Chicago Fire 2 (Nikolic 50’, Vincent 84’)
Portland Timbers 2 (Valeri 6’, Blanco 55’)
Maybe we’ve been on the wrong side of this MLS thing all along. Maybe the aspects we’ve furiously derided as bugs within the makeup of the league all these years - the McSoccerness of the whole thing, franchises fighting franchises for the right to nothing, forever - are really features: A new football universe blooming right before our eyes, the old hatreds put aside in favor of appreciation of everyone’s effort, of the beautiful moment, of friendship and affirmation and kindness.
It’s in the midst of moments like Saturday’s soccer festival at Toyota Park that such ideas can almost reach the level of plausibility, and who can blame MLS for dreaming? Surely that moment just after one proposes the project of owning all the football is exactly when football’s history of channelling the worst of humanity’s impulses would rush to the minds of the bean-counters running the project. Say what you will about the dangers of extended peace, but revolutions make reinsurance absolutely impossible, and how then to go on? I’m not risking *my* money.
So supporters of the Fire and Timbers, born from a more innocent time, have really never gotten down to the serious business of hating each other. We don’t play often enough, y’know, and we’ve never really gotten in each other’s way. Today, when the Men in Red really needed a friend, the visitors from the Rose City were there to do them a solid, leaving Bastian Schweinsteiger with several untroubled hours to measure a back-post cross that Brandon Vincent banged home to level the score: 2-2, where it would end, 9 minutes later. Of course, this solid means that Portland still hasn’t won in four outings, but that’s where Major League Friendship snookers the rest of world football … doing us this solid has zero consequences.*

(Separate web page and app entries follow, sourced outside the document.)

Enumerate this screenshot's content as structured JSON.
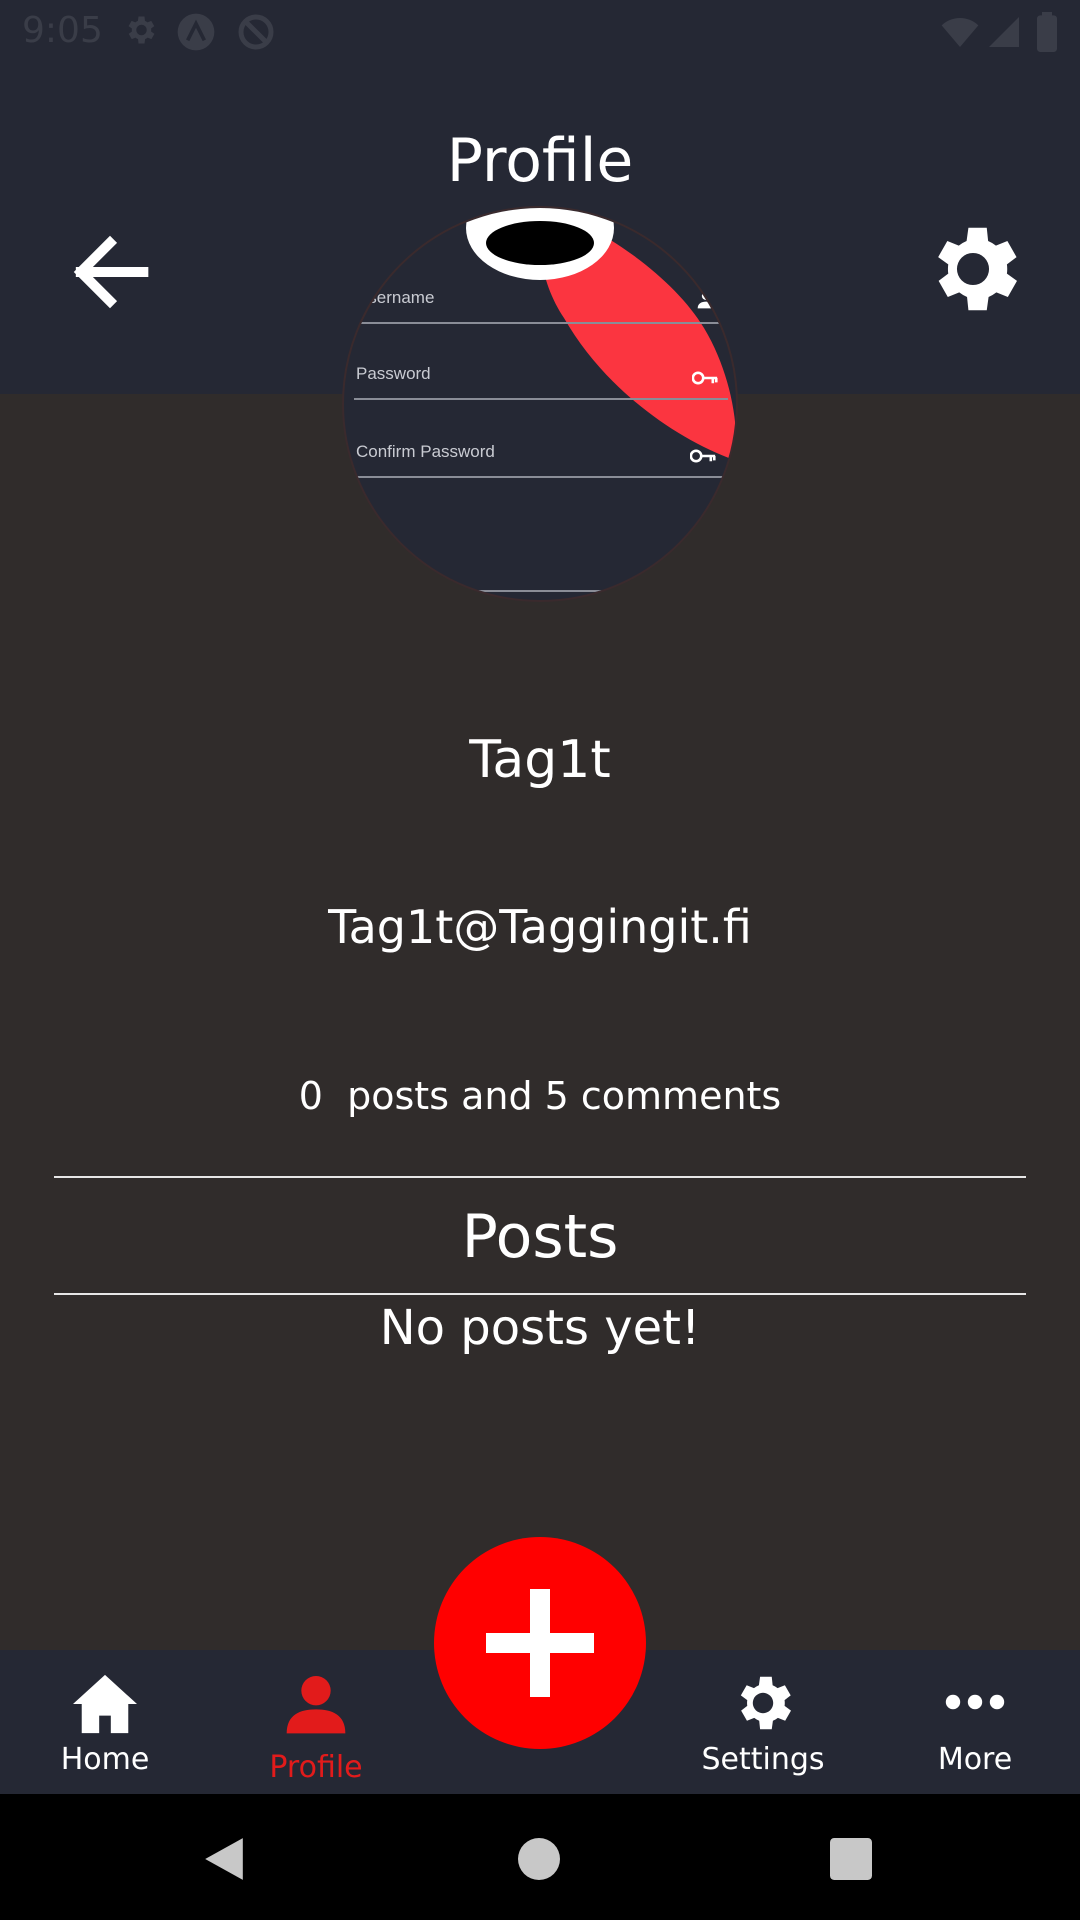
{
  "status_bar": {
    "time": "9:05",
    "icons": [
      "settings-icon",
      "app-a-icon",
      "sync-blocked-icon",
      "wifi-icon",
      "signal-icon",
      "battery-icon"
    ]
  },
  "header": {
    "title": "Profile",
    "back_icon": "arrow-left-icon",
    "settings_icon": "gear-icon"
  },
  "avatar": {
    "fields": [
      {
        "label": "Username",
        "icon": "person-icon"
      },
      {
        "label": "Password",
        "icon": "key-icon"
      },
      {
        "label": "Confirm Password",
        "icon": "key-icon"
      }
    ]
  },
  "profile": {
    "username": "Tag1t",
    "email": "Tag1t@Taggingit.fi",
    "posts_count": "0",
    "stats_text": "posts and 5 comments"
  },
  "posts": {
    "heading": "Posts",
    "empty_text": "No posts yet!"
  },
  "fab": {
    "icon": "plus-icon"
  },
  "bottom_nav": [
    {
      "label": "Home",
      "icon": "home-icon",
      "active": false
    },
    {
      "label": "Profile",
      "icon": "person-icon",
      "active": true
    },
    {
      "label": "Settings",
      "icon": "gear-icon",
      "active": false
    },
    {
      "label": "More",
      "icon": "more-horizontal-icon",
      "active": false
    }
  ],
  "system_nav": [
    "back-triangle-icon",
    "home-circle-icon",
    "recents-square-icon"
  ],
  "colors": {
    "header_bg": "#252834",
    "body_bg": "#302c2b",
    "accent": "#ff0000",
    "active_tab": "#e21b1b"
  }
}
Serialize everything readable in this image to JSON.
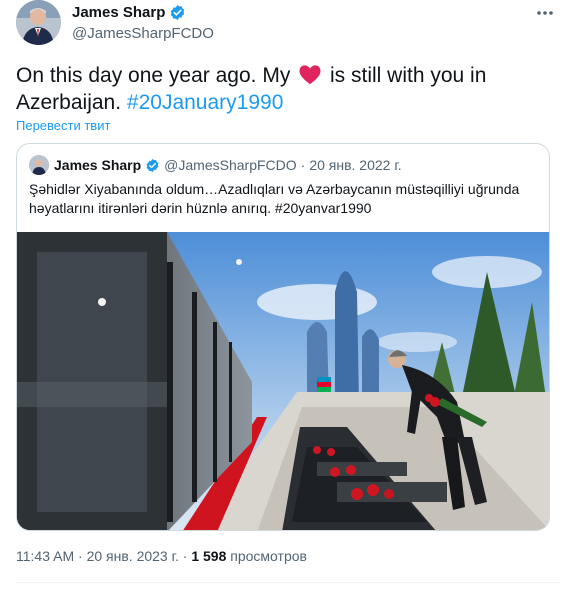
{
  "author": {
    "display_name": "James Sharp",
    "handle": "@JamesSharpFCDO"
  },
  "tweet": {
    "text_part1": "On this day one year ago. My",
    "text_part2": "is still with you in Azerbaijan.",
    "hashtag": "#20January1990",
    "translate_label": "Перевести твит"
  },
  "quoted": {
    "display_name": "James Sharp",
    "handle": "@JamesSharpFCDO",
    "separator": "·",
    "date": "20 янв. 2022 г.",
    "text": "Şəhidlər Xiyabanında oldum…Azadlıqları və Azərbaycanın müstəqilliyi uğrunda həyatlarını itirənləri dərin hüznlə anırıq. #20yanvar1990"
  },
  "meta": {
    "time": "11:43 AM",
    "sep1": "·",
    "date": "20 янв. 2023 г.",
    "sep2": "·",
    "views_count": "1 598",
    "views_label": "просмотров"
  },
  "colors": {
    "accent": "#1d9bf0",
    "heart": "#f91880",
    "text": "#0f1419",
    "muted": "#536471"
  },
  "icons": {
    "verified": "verified-badge-icon",
    "heart": "red-heart-emoji-icon",
    "more": "more-options-icon"
  }
}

The Timbers took the lead very early, when it still looked possible that the visiting support from the west coast would outnumber the home fans willing to ignore Loyola’s historic run to the NCAA basketball final four. Chicago’s Tony Tchani - in a pattern that would prevail throughout the match - gave the ball away under moderate pressure, then applied himself to the task of winning the ball back from the much smaller Portland attacker Sebastian Blanco. But Blanco had a surprise for Tchani - while not tall or obviously bulky, the Argentine attacker has amazing balance, and he stood off the larger man’s challenge for 30 yards while waiting until every defensive eye was on him to feed Timbers genius-in-residence Diego Valeri just outside the box. Given this hard-won chance, Valeri did not bobble it, feinting Fire keeper Richard Sanchez to ground before chipping the ball into the yawning goalmouth.
Chicago responded to falling behind by staggering about blindly as if struck by an invisible assailant. A switch to a 3-5-2 after 30 minutes moved Schweinsteiger further from goal, with the upside of neutralizing mammoth Timbers striker Fanendo Adi and the downside of neutralizing Schweinsteiger. After some halftime consultation, though, the alignment started to show a promising flexibility, as the centerbacks took it in turns to take play into midfield, creating overloads that had the visitors scrambling.

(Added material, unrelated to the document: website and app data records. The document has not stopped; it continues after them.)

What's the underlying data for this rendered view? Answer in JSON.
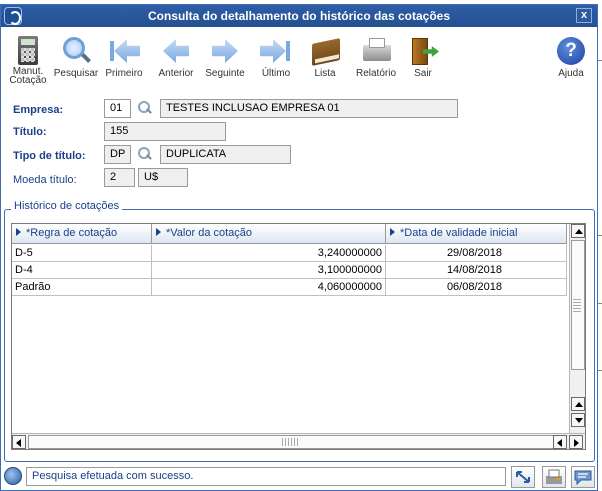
{
  "window": {
    "title": "Consulta do detalhamento do histórico das cotações",
    "close_label": "x"
  },
  "toolbar": [
    {
      "label": "Manut. Cotação",
      "icon": "calculator-icon"
    },
    {
      "label": "Pesquisar",
      "icon": "search-icon"
    },
    {
      "label": "Primeiro",
      "icon": "first-icon"
    },
    {
      "label": "Anterior",
      "icon": "previous-icon"
    },
    {
      "label": "Seguinte",
      "icon": "next-icon"
    },
    {
      "label": "Último",
      "icon": "last-icon"
    },
    {
      "label": "Lista",
      "icon": "book-icon"
    },
    {
      "label": "Relatório",
      "icon": "printer-icon"
    },
    {
      "label": "Sair",
      "icon": "exit-door-icon"
    },
    {
      "label": "Ajuda",
      "icon": "help-icon"
    }
  ],
  "form": {
    "empresa": {
      "label": "Empresa:",
      "code": "01",
      "description": "TESTES INCLUSAO EMPRESA 01"
    },
    "titulo": {
      "label": "Título:",
      "value": "155"
    },
    "tipo_titulo": {
      "label": "Tipo de título:",
      "code": "DP",
      "description": "DUPLICATA"
    },
    "moeda_titulo": {
      "label": "Moeda título:",
      "code": "2",
      "symbol": "U$"
    }
  },
  "history": {
    "group_title": "Histórico de cotações",
    "columns": [
      "*Regra de cotação",
      "*Valor da cotação",
      "*Data de validade inicial"
    ],
    "rows": [
      [
        "D-5",
        "3,240000000",
        "29/08/2018"
      ],
      [
        "D-4",
        "3,100000000",
        "14/08/2018"
      ],
      [
        "Padrão",
        "4,060000000",
        "06/08/2018"
      ]
    ]
  },
  "status": {
    "message": "Pesquisa efetuada com sucesso."
  },
  "colors": {
    "titlebar": "#2f5ea8",
    "label_blue": "#1b3f8b",
    "border_blue": "#3e6db5"
  }
}
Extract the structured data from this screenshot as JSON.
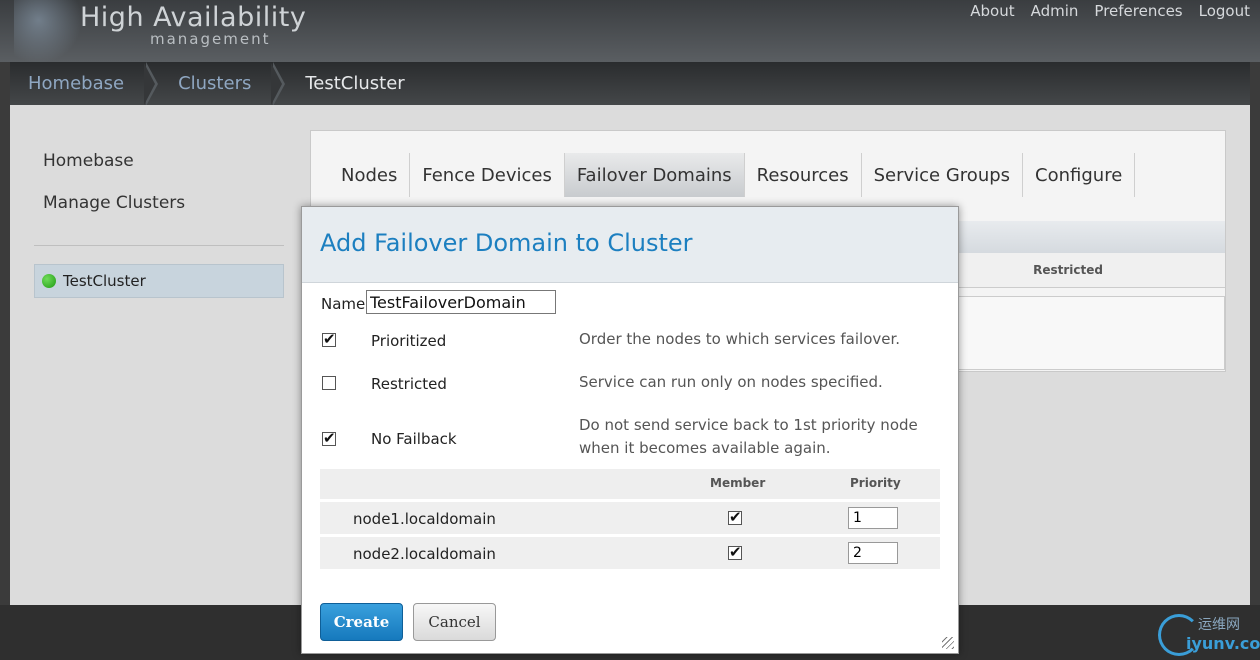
{
  "header": {
    "logo_main": "High Availability",
    "logo_sub": "management",
    "links": [
      "About",
      "Admin",
      "Preferences",
      "Logout"
    ]
  },
  "breadcrumb": [
    "Homebase",
    "Clusters",
    "TestCluster"
  ],
  "sidebar": {
    "items": [
      "Homebase",
      "Manage Clusters"
    ],
    "cluster": "TestCluster"
  },
  "tabs": [
    "Nodes",
    "Fence Devices",
    "Failover Domains",
    "Resources",
    "Service Groups",
    "Configure"
  ],
  "content": {
    "restricted_header": "Restricted"
  },
  "modal": {
    "title": "Add Failover Domain to Cluster",
    "name_label": "Name",
    "name_value": "TestFailoverDomain",
    "options": [
      {
        "label": "Prioritized",
        "checked": true,
        "desc": "Order the nodes to which services failover."
      },
      {
        "label": "Restricted",
        "checked": false,
        "desc": "Service can run only on nodes specified."
      },
      {
        "label": "No Failback",
        "checked": true,
        "desc_line1": "Do not send service back to 1st priority node",
        "desc_line2": "when it becomes available again."
      }
    ],
    "table": {
      "member_header": "Member",
      "priority_header": "Priority",
      "rows": [
        {
          "node": "node1.localdomain",
          "member": true,
          "priority": "1"
        },
        {
          "node": "node2.localdomain",
          "member": true,
          "priority": "2"
        }
      ]
    },
    "create_label": "Create",
    "cancel_label": "Cancel"
  },
  "watermark": {
    "cn": "运维网",
    "en": "iyunv.com"
  },
  "colors": {
    "accent": "#1c7fc0",
    "status_online": "#2fb81e"
  }
}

Predictably, the most successful of these forays came from Basti, whose confidence in the libero role (that great conundrum, the creative defender) grew visibly during the second half. A long interval of possession finally drew blood 5 minutes after halftime - Schweinsteiger surging forward to nip out a loose ball, barging into the attacking zone on a right-to-left diagonal that uses a wall pass with Nemanja Nikolic to create a little space, then (his run finally hounded down by Portland defenders) stabbing a scruffy little ball to Vincent. Something about the preceding play had left the Timbers defense mired between moments, with no one marked and no pressure on the ball. Neither Vincent, the crosser, nor Nikolic, the finisher, made too much of the simple tasks left for them, and after 50 minutes, the game was tied at 1.
Like the earlier deadlock (the one which began at kickoff), this didn’t last long. Blanco, recognizing that Fire sub Diego Campos had lost track of him, stormed forward unmarked on a run from deep midfield. Basti’s recognition of the danger came a moment too late, as Blanco was able to fly onto a Andres Flores cross unchallenged from 8 yards out. Blanco’s third goal of the year made the score 1-2, Timbers, and set the stage for the Basti-Vincent connection that would win the Fire their first point of the season.
In the dying moments of the game, Blanco ran down an errant long ball from the Fire on the left wing. While jogging to make a throw-in, one of the Fire ball-boys - in a bit of passive-aggressive efficiency - hit him in the face with the ball by throwing it earlier than Blanco expected. The home fans howled approbation; Blanco held his hands out like, “Why did you do that?” Taking in the moment - the howls of the sparse crowd, the supplication for reasonableness from an opposition star - the kid did the Chicago Thing, smirking and breaking eye contact without breaking stride.